The Uganda media council has banned a Dutch film from screening in Uganda over homosexuality.
According to media council, “The Dinner Club” which the Embassy of Netherlands in Uganda intended to screen at Dutch film for European Film Festival promotes homosexuality, which is a criminal act in Uganda.
“The film depicts and glorifies homosexuality which is a criminal offence in Uganda. In minutes 11, 26 and 57, homosexuality is depicted/spoken about. In 10 minute while glorifying homosexuality two women say marriage (presumably to men) is hard work! This is against Ugandan values,” reads a response from the media Council.
It further adds that the film is replete; “with various scenes of imitable behaviour examples deep kissing before kids (2min), galloping alcohol (almost throughout the movie); smoking (almost throughout the movie); steamy sex scenes (15, 42, 51, 58mins etc) Women form a ‘Dinner Club’ which is in reality a brothel.”
Responding to the media council, the Dutch Embassy announced its exit from the festival in what appears to be a protest.

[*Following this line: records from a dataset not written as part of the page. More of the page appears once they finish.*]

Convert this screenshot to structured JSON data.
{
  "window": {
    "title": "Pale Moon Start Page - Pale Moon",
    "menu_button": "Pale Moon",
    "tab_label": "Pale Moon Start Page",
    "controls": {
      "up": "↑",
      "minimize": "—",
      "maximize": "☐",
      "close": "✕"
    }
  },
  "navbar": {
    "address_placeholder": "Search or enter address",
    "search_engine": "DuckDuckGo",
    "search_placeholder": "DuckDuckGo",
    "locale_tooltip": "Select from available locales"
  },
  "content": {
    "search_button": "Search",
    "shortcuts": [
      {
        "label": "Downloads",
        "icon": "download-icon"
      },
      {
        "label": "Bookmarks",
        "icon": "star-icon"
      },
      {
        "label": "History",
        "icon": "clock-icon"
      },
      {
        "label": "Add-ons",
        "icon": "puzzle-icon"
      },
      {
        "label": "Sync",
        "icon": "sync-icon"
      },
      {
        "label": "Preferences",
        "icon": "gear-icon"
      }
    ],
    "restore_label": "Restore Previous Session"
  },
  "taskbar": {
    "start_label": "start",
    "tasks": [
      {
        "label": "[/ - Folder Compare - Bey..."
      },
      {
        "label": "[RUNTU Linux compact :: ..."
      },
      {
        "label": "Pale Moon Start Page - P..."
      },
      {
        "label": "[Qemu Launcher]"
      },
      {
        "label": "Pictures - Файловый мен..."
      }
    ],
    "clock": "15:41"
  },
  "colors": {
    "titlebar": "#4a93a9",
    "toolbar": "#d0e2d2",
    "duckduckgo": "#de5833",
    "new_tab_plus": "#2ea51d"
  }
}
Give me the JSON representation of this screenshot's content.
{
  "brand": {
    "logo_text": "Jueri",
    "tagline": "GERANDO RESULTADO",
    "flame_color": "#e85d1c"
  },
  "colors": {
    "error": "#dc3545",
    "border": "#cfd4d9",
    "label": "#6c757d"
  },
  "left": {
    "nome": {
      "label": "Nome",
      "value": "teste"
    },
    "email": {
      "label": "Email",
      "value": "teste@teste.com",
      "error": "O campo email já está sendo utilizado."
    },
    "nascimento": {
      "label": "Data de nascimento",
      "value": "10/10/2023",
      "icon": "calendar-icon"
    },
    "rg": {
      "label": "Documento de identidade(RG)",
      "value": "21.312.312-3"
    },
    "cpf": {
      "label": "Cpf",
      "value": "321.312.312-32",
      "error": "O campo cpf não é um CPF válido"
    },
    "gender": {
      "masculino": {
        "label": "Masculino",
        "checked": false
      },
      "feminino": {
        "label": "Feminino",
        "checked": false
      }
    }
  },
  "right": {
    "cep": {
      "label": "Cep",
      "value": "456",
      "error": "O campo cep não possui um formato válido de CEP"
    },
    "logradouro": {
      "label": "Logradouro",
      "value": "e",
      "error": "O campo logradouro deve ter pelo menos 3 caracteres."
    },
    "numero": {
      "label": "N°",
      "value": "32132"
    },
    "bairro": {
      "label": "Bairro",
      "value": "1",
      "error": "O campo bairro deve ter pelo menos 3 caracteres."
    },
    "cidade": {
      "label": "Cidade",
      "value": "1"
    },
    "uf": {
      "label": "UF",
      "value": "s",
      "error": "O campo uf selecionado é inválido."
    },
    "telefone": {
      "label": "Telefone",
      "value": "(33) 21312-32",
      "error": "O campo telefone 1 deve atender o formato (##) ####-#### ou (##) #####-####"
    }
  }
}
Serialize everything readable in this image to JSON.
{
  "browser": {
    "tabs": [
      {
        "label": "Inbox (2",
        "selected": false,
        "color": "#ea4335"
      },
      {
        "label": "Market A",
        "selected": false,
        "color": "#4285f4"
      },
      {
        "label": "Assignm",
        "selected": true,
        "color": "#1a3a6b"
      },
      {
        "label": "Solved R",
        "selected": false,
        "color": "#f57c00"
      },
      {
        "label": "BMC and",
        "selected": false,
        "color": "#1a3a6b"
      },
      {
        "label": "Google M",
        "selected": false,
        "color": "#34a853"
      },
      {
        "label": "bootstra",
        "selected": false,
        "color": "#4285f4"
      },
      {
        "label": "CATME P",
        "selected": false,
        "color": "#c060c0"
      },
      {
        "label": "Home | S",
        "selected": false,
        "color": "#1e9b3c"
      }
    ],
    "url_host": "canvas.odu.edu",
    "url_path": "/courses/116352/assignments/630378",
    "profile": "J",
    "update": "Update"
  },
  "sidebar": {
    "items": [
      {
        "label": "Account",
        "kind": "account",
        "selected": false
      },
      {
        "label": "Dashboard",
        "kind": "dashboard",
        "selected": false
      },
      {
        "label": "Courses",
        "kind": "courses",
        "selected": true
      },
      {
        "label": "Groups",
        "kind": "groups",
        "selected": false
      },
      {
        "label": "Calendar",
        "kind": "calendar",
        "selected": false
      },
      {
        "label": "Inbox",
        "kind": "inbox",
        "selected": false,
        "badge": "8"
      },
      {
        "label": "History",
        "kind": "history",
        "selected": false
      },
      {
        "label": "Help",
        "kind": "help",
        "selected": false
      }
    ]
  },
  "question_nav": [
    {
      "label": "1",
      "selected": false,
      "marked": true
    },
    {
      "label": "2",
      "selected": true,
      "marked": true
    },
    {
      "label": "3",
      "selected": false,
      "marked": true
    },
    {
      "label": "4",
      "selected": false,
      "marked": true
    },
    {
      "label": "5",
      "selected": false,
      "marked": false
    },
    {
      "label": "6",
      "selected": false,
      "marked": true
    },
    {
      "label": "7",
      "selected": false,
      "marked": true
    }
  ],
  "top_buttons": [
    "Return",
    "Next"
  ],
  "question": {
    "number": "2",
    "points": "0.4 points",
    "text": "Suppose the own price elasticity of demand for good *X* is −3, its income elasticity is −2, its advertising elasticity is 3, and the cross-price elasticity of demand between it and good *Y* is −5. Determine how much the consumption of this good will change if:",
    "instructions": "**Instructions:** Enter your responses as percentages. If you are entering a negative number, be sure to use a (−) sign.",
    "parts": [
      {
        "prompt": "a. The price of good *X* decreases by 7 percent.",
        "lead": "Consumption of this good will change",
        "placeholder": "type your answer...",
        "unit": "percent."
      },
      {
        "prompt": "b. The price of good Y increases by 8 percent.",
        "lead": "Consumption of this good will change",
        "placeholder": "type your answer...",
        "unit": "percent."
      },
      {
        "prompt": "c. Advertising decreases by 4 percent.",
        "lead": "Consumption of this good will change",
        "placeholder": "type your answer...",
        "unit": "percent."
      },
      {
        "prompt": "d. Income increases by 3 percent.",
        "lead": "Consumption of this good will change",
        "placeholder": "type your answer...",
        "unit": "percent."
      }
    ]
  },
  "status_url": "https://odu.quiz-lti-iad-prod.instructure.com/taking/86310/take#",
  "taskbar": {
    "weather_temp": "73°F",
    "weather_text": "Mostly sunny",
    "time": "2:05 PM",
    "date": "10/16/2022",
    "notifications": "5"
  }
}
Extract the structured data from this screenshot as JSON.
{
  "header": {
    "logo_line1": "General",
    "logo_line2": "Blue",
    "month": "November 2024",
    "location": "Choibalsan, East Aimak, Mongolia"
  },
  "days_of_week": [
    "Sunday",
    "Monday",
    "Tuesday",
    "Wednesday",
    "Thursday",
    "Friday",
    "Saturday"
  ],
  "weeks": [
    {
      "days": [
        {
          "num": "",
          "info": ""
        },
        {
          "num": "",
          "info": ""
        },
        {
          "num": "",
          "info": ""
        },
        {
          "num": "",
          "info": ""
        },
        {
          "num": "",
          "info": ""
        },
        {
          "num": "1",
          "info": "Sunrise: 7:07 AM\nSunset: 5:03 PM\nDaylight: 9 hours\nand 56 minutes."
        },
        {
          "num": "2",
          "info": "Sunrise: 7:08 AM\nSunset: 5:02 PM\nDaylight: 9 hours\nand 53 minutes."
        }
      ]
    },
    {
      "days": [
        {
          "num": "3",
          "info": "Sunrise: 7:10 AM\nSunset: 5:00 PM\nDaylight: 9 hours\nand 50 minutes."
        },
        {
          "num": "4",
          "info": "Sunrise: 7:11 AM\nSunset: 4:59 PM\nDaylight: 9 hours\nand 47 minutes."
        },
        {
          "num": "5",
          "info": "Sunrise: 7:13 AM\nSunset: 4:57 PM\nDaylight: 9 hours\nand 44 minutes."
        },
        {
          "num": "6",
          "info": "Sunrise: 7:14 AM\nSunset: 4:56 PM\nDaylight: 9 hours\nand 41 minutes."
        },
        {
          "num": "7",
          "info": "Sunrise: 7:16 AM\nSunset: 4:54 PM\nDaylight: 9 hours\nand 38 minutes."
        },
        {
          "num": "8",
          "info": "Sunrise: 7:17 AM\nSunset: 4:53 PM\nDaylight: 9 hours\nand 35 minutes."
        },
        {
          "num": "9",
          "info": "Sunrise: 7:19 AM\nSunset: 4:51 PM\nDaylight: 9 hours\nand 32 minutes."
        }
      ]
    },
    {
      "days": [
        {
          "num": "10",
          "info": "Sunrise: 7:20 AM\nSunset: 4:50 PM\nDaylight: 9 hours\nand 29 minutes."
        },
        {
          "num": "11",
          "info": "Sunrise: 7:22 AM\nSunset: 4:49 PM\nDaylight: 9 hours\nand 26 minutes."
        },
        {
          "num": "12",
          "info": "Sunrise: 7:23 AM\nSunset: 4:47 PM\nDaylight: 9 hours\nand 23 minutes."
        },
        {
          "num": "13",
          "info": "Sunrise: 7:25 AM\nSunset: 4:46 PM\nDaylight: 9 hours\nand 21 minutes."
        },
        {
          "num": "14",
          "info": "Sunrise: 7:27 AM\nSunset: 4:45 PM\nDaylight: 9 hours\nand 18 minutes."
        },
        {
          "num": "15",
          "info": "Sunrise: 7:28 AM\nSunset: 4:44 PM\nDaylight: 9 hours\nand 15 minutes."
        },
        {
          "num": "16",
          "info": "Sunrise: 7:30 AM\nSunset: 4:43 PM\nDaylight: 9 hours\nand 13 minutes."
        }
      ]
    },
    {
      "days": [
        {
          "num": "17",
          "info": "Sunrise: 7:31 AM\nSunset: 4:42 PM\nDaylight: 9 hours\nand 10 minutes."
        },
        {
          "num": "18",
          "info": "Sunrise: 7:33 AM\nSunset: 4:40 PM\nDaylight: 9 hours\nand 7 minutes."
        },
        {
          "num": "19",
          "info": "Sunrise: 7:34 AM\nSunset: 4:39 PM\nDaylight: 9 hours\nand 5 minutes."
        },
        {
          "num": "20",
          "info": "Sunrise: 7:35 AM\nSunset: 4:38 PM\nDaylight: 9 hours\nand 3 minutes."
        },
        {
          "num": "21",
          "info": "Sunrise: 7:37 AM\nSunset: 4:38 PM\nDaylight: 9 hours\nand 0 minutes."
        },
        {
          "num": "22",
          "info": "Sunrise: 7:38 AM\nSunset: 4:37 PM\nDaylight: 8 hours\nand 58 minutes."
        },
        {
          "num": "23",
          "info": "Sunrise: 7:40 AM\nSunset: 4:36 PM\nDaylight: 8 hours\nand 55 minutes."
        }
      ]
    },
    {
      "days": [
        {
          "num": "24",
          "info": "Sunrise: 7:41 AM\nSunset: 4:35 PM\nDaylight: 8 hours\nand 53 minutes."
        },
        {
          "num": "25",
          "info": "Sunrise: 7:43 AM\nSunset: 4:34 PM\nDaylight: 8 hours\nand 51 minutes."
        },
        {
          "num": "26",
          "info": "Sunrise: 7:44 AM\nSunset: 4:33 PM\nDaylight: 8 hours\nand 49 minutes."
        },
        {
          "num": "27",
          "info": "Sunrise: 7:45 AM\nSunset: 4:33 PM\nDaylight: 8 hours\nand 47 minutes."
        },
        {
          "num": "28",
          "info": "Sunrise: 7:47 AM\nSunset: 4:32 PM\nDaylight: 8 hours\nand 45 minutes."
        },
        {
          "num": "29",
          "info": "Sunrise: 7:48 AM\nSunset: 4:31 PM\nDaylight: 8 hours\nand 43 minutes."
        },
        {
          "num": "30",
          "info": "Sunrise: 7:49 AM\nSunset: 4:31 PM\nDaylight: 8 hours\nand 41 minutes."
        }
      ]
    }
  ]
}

“Unfortunately the Embassy has to announce that the screening of the Dutch entrance for the European Film Festival, the film “The Dinner Club” has been cancelled. The Uganda Media Council denied the film a classification rating and decided that the film should not be exhibited anywhere in Uganda. The Embassy deplores the decision of the Uganda Media Council and it will withdraw from participation in the European Film Festival in Uganda,” reads a statement by the Dutch Embassy in Uganda.
Though, a section of Ugandans were in support of the move by the media council.
Emokor Eric Our creativity is not in sexual scenes that’s so stupid, Iranian movies are moving worldwide without any intimate scenes. People from west should know that “Uganda” has a culture and it’s very right to prohibit what they see is evil or will torment our culture. Am a filmmaker but value my culture from the bottom of my heart, I will always stand up straight against all western evil culture destruction motives. I say this “for God and my country.” Thank you #respectMyCulture
Bernard Ssabbiitti Just as the Dutch Embassy denies a visa to a person it doesn’t want to admit into its own country and isn’t bound to give any explanation as to why, Uganda, a sovereign nation has every right to ban material it doesn’t want shown on its land and owes no one an explanation. At last someone said no to a European. That satisfies me. All the other stuff is immaterial to me. Wouldn’t have mattered if the film was a documentary on the Rhinelands (which are still taught in Ugandan secondary schools by the way, the real scandal) or the Dutch ‘liberal democracy’.